▶ **TASK DIRECTIONS**:
Copy each line of the data exactly. Leave nothing out.

Data items
- - -
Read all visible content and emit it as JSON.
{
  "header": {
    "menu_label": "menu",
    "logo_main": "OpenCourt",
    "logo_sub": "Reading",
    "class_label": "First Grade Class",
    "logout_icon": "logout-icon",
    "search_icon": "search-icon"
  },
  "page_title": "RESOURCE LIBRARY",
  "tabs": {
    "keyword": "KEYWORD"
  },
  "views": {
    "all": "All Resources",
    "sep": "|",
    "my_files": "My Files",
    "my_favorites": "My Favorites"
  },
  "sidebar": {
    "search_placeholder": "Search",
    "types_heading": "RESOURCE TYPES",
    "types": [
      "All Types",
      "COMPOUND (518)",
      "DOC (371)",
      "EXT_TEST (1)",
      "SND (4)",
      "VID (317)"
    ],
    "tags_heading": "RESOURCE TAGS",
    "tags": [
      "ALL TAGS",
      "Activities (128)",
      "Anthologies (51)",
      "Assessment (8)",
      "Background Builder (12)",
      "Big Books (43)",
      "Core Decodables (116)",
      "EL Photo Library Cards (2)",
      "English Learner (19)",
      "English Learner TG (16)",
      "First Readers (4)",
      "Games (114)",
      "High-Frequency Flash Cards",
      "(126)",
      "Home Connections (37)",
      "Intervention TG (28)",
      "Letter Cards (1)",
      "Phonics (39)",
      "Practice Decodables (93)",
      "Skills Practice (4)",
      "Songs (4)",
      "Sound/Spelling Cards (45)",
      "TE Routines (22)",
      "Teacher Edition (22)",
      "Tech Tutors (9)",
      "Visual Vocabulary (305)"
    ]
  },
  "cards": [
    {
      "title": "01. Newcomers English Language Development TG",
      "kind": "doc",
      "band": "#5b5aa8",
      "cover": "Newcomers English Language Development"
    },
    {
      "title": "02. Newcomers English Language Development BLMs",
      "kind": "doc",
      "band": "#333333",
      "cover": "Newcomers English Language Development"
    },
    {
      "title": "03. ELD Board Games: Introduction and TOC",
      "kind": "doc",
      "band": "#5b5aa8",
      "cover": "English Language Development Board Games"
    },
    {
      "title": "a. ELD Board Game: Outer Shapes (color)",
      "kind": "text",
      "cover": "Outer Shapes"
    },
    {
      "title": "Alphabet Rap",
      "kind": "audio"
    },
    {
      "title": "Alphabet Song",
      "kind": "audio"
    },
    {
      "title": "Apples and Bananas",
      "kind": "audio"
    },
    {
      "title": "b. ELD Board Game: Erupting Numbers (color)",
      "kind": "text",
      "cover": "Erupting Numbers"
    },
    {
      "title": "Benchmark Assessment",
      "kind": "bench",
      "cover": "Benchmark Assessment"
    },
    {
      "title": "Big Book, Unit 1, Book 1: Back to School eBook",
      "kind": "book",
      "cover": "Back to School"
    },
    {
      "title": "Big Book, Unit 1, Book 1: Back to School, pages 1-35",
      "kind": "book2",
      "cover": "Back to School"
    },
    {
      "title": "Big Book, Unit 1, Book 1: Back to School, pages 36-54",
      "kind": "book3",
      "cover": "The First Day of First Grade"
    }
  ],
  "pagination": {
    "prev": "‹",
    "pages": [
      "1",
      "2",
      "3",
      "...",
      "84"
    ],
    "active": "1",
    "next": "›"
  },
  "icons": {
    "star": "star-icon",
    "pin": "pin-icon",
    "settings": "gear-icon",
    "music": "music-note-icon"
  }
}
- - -
▶ **TASK RESULT**:
Read all visible content and emit it as JSON.
{
  "header": {
    "menu_label": "menu",
    "logo_main": "OpenCourt",
    "logo_sub": "Reading",
    "class_label": "First Grade Class",
    "logout_icon": "logout-icon",
    "search_icon": "search-icon"
  },
  "page_title": "RESOURCE LIBRARY",
  "tabs": {
    "keyword": "KEYWORD"
  },
  "views": {
    "all": "All Resources",
    "sep": "|",
    "my_files": "My Files",
    "my_favorites": "My Favorites"
  },
  "sidebar": {
    "search_placeholder": "Search",
    "types_heading": "RESOURCE TYPES",
    "types": [
      "All Types",
      "COMPOUND (518)",
      "DOC (371)",
      "EXT_TEST (1)",
      "SND (4)",
      "VID (317)"
    ],
    "tags_heading": "RESOURCE TAGS",
    "tags": [
      "ALL TAGS",
      "Activities (128)",
      "Anthologies (51)",
      "Assessment (8)",
      "Background Builder (12)",
      "Big Books (43)",
      "Core Decodables (116)",
      "EL Photo Library Cards (2)",
      "English Learner (19)",
      "English Learner TG (16)",
      "First Readers (4)",
      "Games (114)",
      "High-Frequency Flash Cards",
      "(126)",
      "Home Connections (37)",
      "Intervention TG (28)",
      "Letter Cards (1)",
      "Phonics (39)",
      "Practice Decodables (93)",
      "Skills Practice (4)",
      "Songs (4)",
      "Sound/Spelling Cards (45)",
      "TE Routines (22)",
      "Teacher Edition (22)",
      "Tech Tutors (9)",
      "Visual Vocabulary (305)"
    ]
  },
  "cards": [
    {
      "title": "01. Newcomers English Language Development TG",
      "kind": "doc",
      "band": "#5b5aa8",
      "cover": "Newcomers English Language Development"
    },
    {
      "title": "02. Newcomers English Language Development BLMs",
      "kind": "doc",
      "band": "#333333",
      "cover": "Newcomers English Language Development"
    },
    {
      "title": "03. ELD Board Games: Introduction and TOC",
      "kind": "doc",
      "band": "#5b5aa8",
      "cover": "English Language Development Board Games"
    },
    {
      "title": "a. ELD Board Game: Outer Shapes (color)",
      "kind": "text",
      "cover": "Outer Shapes"
    },
    {
      "title": "Alphabet Rap",
      "kind": "audio"
    },
    {
      "title": "Alphabet Song",
      "kind": "audio"
    },
    {
      "title": "Apples and Bananas",
      "kind": "audio"
    },
    {
      "title": "b. ELD Board Game: Erupting Numbers (color)",
      "kind": "text",
      "cover": "Erupting Numbers"
    },
    {
      "title": "Benchmark Assessment",
      "kind": "bench",
      "cover": "Benchmark Assessment"
    },
    {
      "title": "Big Book, Unit 1, Book 1: Back to School eBook",
      "kind": "book",
      "cover": "Back to School"
    },
    {
      "title": "Big Book, Unit 1, Book 1: Back to School, pages 1-35",
      "kind": "book2",
      "cover": "Back to School"
    },
    {
      "title": "Big Book, Unit 1, Book 1: Back to School, pages 36-54",
      "kind": "book3",
      "cover": "The First Day of First Grade"
    }
  ],
  "pagination": {
    "prev": "‹",
    "pages": [
      "1",
      "2",
      "3",
      "...",
      "84"
    ],
    "active": "1",
    "next": "›"
  },
  "icons": {
    "star": "star-icon",
    "pin": "pin-icon",
    "settings": "gear-icon",
    "music": "music-note-icon"
  }
}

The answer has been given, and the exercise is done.